• Prompt
From the records below, copy each line in which the string "JSON" occurs.

-- Opening Marker --

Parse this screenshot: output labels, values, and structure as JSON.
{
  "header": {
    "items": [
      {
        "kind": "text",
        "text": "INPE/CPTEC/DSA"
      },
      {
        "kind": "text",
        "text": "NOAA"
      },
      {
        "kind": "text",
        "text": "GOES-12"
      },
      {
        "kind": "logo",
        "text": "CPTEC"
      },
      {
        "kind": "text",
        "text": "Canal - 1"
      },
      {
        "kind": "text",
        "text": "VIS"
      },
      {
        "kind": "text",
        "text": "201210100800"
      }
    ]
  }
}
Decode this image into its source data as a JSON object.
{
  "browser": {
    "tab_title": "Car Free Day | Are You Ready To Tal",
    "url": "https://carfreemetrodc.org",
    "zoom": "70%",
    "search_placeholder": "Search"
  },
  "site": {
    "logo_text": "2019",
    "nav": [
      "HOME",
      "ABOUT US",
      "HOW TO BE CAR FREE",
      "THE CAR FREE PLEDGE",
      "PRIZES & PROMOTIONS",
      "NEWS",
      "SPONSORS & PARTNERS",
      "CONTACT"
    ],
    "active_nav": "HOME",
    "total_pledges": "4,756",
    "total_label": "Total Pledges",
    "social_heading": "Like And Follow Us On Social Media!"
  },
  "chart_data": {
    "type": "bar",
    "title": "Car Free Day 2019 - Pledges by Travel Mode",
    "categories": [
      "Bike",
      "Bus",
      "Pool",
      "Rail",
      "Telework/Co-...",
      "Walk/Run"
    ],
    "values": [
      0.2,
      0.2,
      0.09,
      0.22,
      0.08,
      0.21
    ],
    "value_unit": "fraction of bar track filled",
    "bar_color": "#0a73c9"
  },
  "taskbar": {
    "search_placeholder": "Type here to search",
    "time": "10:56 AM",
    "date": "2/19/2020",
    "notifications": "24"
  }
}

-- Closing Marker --

• Answer section
Parse this screenshot: output labels, values, and structure as JSON.
Decode this image into its source data as a JSON object.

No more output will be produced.